If Ezekiel 18 was talking about physical death, then God would not mention making a new heart and a new spirit. If the heart and the spirit were not dead, then why do they need a new one? We are talking about spiritual terms and not physical.

"Therefore I will judge you, O house of Israel, each according to his conduct," declares the Lord GOD. "Repent and turn away from all your transgressions, so that iniquity may not become a stumbling block to you. Cast away from you all your transgressions which you have committed and make yourselves a new heart and a new spirit! For why will you die, O house of Israel? For I have no pleasure in the death of anyone who dies," declares the Lord GOD. "Therefore, repent and live" (Ezekiel 18:30-32).

Who is it who will remember their sins no more: is it the nation, the individual or God himself? Only God can remove one's sins and remember them no more.

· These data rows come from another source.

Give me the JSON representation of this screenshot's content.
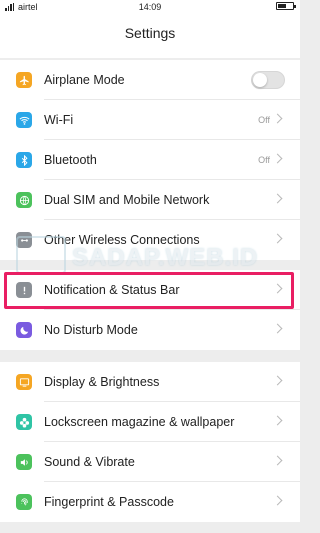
{
  "status_bar": {
    "carrier": "airtel",
    "time": "14:09",
    "battery_level": 0.55
  },
  "header": {
    "title": "Settings"
  },
  "groups": [
    {
      "items": [
        {
          "label": "Airplane Mode",
          "icon": "airplane-icon",
          "color": "#f5a623",
          "control": "toggle",
          "toggle_on": false
        },
        {
          "label": "Wi-Fi",
          "icon": "wifi-icon",
          "color": "#2aa7e8",
          "value": "Off"
        },
        {
          "label": "Bluetooth",
          "icon": "bluetooth-icon",
          "color": "#2aa7e8",
          "value": "Off"
        },
        {
          "label": "Dual SIM and Mobile Network",
          "icon": "globe-icon",
          "color": "#4cc25c"
        },
        {
          "label": "Other Wireless Connections",
          "icon": "link-icon",
          "color": "#8a8f95"
        }
      ]
    },
    {
      "items": [
        {
          "label": "Notification & Status Bar",
          "icon": "notification-icon",
          "color": "#8a8f95"
        },
        {
          "label": "No Disturb Mode",
          "icon": "moon-icon",
          "color": "#7a5be0"
        }
      ]
    },
    {
      "items": [
        {
          "label": "Display & Brightness",
          "icon": "display-icon",
          "color": "#f5a623"
        },
        {
          "label": "Lockscreen magazine & wallpaper",
          "icon": "flower-icon",
          "color": "#2fc4a5"
        },
        {
          "label": "Sound & Vibrate",
          "icon": "speaker-icon",
          "color": "#4cc25c"
        },
        {
          "label": "Fingerprint & Passcode",
          "icon": "fingerprint-icon",
          "color": "#4cc25c"
        }
      ]
    }
  ],
  "watermark": {
    "text": "SADAP.WEB.ID"
  }
}
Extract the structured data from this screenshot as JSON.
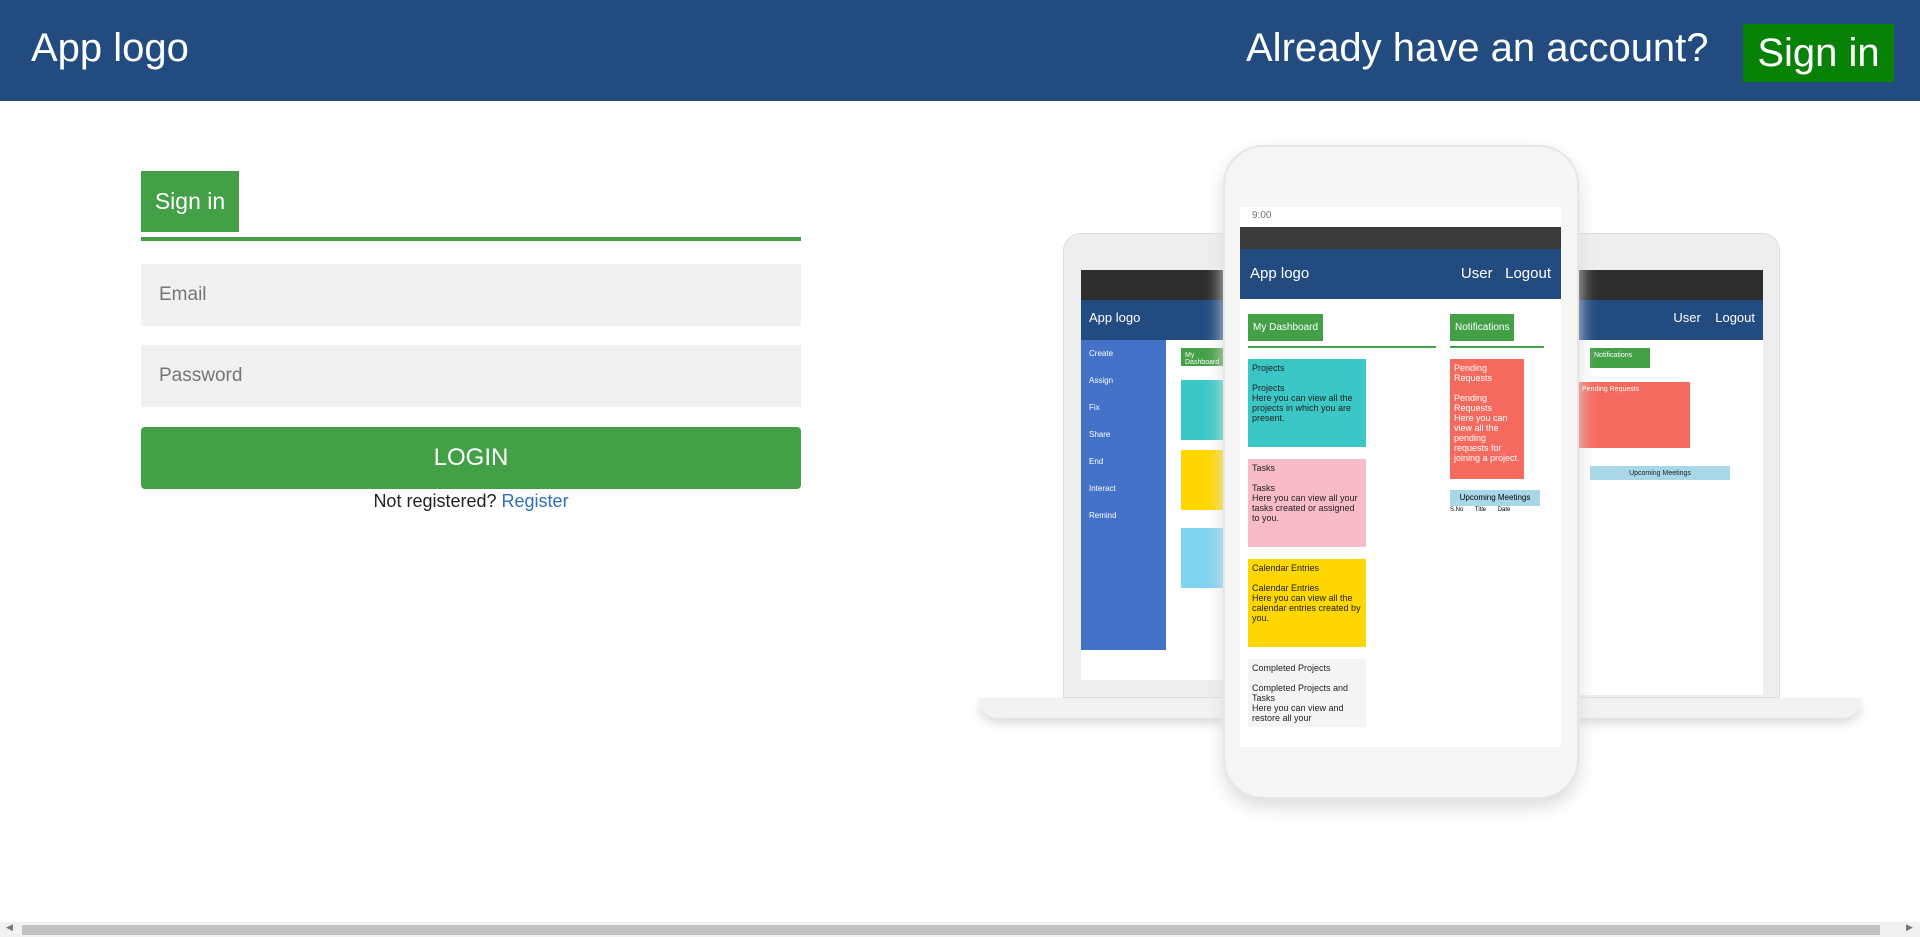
{
  "header": {
    "logo": "App logo",
    "prompt": "Already have an account?",
    "signin_button": "Sign in"
  },
  "form": {
    "tab_label": "Sign in",
    "email_placeholder": "Email",
    "password_placeholder": "Password",
    "login_button": "LOGIN",
    "not_registered": "Not registered?",
    "register_link": "Register"
  },
  "mockup": {
    "laptop": {
      "logo": "App logo",
      "menu": [
        "Create",
        "Assign",
        "Fix",
        "Share",
        "End",
        "Interact",
        "Remind"
      ],
      "dashboard": "My Dashboard",
      "user": "User",
      "logout": "Logout",
      "notifications": "Notifications",
      "pending": "Pending Requests",
      "meetings": "Upcoming Meetings"
    },
    "phone": {
      "time": "9:00",
      "logo": "App logo",
      "user": "User",
      "logout": "Logout",
      "dashboard": "My Dashboard",
      "notifications": "Notifications",
      "projects_header": "Projects",
      "projects_title": "Projects",
      "projects_text": "Here you can view all the projects in which you are present.",
      "tasks_header": "Tasks",
      "tasks_title": "Tasks",
      "tasks_text": "Here you can view all your tasks created or assigned to you.",
      "calendar_header": "Calendar Entries",
      "calendar_title": "Calendar Entries",
      "calendar_text": "Here you can view all the calendar entries created by you.",
      "completed_header": "Completed Projects",
      "completed_title": "Completed Projects and Tasks",
      "completed_text": "Here you can view and restore all your",
      "pending_header": "Pending Requests",
      "pending_title": "Pending Requests",
      "pending_text": "Here you can view all the pending requests for joining a project.",
      "meetings": "Upcoming Meetings",
      "meeting_cols": [
        "S.No",
        "Title",
        "Date"
      ]
    }
  },
  "colors": {
    "header_bg": "#224b80",
    "green": "#43a047",
    "signin_green": "#078207"
  }
}
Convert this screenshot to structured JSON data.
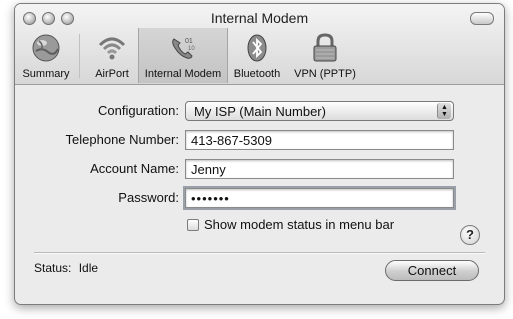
{
  "window": {
    "title": "Internal Modem"
  },
  "toolbar": {
    "items": [
      {
        "label": "Summary",
        "icon": "globe-icon"
      },
      {
        "label": "AirPort",
        "icon": "airport-icon"
      },
      {
        "label": "Internal Modem",
        "icon": "phone-icon",
        "selected": true
      },
      {
        "label": "Bluetooth",
        "icon": "bluetooth-icon"
      },
      {
        "label": "VPN (PPTP)",
        "icon": "lock-icon"
      }
    ]
  },
  "form": {
    "configuration_label": "Configuration:",
    "configuration_value": "My ISP (Main Number)",
    "telephone_label": "Telephone Number:",
    "telephone_value": "413-867-5309",
    "account_label": "Account Name:",
    "account_value": "Jenny",
    "password_label": "Password:",
    "password_value": "•••••••",
    "show_status_label": "Show modem status in menu bar",
    "show_status_checked": false
  },
  "help": {
    "glyph": "?"
  },
  "status": {
    "label": "Status:",
    "value": "Idle"
  },
  "buttons": {
    "connect_label": "Connect"
  }
}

Only through God can righteousness no longer be remembered because of sin.

"But if the wicked man turns from all his sins which he has committed and observes all My statutes and practices justice and righteousness, he shall surely live; he shall not die. All his transgressions which he has committed will not be remembered against him; because of his righteousness which he has practiced, he will live. Do I have any pleasure in the death of the wicked," declares the Lord GOD, "rather than that he should turn from his ways and live? But when a righteous man turns away from his righteousness, commits iniquity and does according to all the abominations that a wicked man does, will he live? All his righteous deeds which he has done will not be remembered for his treachery which he has committed and his sin which he has committed; for them he will die" (Ezekiel 18:21-24).

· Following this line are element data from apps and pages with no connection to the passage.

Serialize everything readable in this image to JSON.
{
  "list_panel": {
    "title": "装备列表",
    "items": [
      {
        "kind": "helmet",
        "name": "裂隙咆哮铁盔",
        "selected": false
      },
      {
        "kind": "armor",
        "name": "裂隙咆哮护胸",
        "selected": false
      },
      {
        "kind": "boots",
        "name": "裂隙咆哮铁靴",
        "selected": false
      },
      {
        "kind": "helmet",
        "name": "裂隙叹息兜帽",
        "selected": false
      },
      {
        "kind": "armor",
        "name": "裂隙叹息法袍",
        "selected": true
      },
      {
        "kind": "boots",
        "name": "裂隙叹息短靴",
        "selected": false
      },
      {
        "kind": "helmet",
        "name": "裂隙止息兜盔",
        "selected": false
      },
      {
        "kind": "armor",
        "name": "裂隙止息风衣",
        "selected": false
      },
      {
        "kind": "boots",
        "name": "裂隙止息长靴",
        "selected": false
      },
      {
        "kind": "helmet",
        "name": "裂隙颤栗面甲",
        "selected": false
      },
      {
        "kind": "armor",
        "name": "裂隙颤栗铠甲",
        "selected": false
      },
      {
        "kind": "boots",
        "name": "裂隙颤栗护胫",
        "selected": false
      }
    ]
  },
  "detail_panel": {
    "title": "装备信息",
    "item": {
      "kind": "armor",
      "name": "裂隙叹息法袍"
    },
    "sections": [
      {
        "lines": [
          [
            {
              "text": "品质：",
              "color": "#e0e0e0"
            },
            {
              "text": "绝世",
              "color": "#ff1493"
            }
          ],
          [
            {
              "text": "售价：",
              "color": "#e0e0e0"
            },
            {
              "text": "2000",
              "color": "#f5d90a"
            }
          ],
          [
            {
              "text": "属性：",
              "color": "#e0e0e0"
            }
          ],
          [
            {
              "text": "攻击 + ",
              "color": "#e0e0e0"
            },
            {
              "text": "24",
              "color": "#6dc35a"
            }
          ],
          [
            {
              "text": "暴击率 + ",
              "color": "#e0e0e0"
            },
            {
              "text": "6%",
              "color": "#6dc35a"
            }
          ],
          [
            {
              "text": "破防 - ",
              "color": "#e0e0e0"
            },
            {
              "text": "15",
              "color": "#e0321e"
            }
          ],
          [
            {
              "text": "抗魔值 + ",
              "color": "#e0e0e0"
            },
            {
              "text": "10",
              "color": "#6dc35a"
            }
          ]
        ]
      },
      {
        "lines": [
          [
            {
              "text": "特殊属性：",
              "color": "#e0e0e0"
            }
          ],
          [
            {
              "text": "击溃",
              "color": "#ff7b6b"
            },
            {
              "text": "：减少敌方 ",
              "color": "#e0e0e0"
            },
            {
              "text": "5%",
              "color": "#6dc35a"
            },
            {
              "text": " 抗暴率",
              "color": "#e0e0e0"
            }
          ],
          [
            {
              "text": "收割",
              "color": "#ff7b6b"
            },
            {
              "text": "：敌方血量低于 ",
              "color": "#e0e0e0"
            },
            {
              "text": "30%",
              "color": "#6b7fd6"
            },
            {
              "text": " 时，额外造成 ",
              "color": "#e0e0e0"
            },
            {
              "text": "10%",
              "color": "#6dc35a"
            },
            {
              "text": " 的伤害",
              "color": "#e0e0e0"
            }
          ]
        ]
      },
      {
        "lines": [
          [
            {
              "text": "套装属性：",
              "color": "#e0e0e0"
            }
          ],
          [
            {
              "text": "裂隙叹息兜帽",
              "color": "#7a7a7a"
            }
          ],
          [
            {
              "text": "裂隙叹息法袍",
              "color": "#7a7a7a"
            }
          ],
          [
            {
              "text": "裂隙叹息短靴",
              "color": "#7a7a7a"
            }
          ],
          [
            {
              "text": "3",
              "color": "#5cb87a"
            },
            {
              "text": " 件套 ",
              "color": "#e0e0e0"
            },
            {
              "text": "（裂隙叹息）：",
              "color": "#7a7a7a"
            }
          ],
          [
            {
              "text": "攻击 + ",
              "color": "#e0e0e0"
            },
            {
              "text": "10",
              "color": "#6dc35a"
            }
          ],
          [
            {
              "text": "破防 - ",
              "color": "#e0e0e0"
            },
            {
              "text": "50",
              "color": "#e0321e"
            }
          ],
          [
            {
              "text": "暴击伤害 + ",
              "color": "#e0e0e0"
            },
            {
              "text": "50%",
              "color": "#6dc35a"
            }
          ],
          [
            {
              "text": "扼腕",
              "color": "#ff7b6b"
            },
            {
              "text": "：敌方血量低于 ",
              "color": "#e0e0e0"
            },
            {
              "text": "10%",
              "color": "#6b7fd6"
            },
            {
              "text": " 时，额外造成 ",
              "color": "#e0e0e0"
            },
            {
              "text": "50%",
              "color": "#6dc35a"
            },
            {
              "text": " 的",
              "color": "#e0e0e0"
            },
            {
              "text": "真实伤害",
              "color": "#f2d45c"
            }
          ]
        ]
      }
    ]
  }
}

The breaking of law is considered sin (or iniquity). Christ did not break the law; therefore, he was sinless. "Everyone who practices sin also practices lawlessness; and sin is lawlessness, You know that He appeared in order to take away sins; and in Him there is no sin" (I John 3:4-5).

Those who practice lawlessness will go to hell. The same idea found in Ezekiel is also told by Jesus. "Not everyone who says to Me, 'Lord, Lord,' will enter the kingdom of heaven, but he who does the will of My Father who is in heaven will enter. Many will say to Me on that day, 'Lord, Lord, did we not prophesy in Your name, and in Your name cast out demons, and in Your name perform many miracles?' And then I will declare to them, 'I never knew you; depart from me, you who practice lawlessness'" (Matthew 7:21-23).

As for what you said about book of Hebrews, I could not understand what you wrote. You will need to rewrite your statement.

You still did not address the conditional "if" in regards to the forgiveness of sins in I John. 

Before we move on to any other subjects, you will need to address the issues by using God's Word and not your opinion offered without Scripture.

Alan Feaster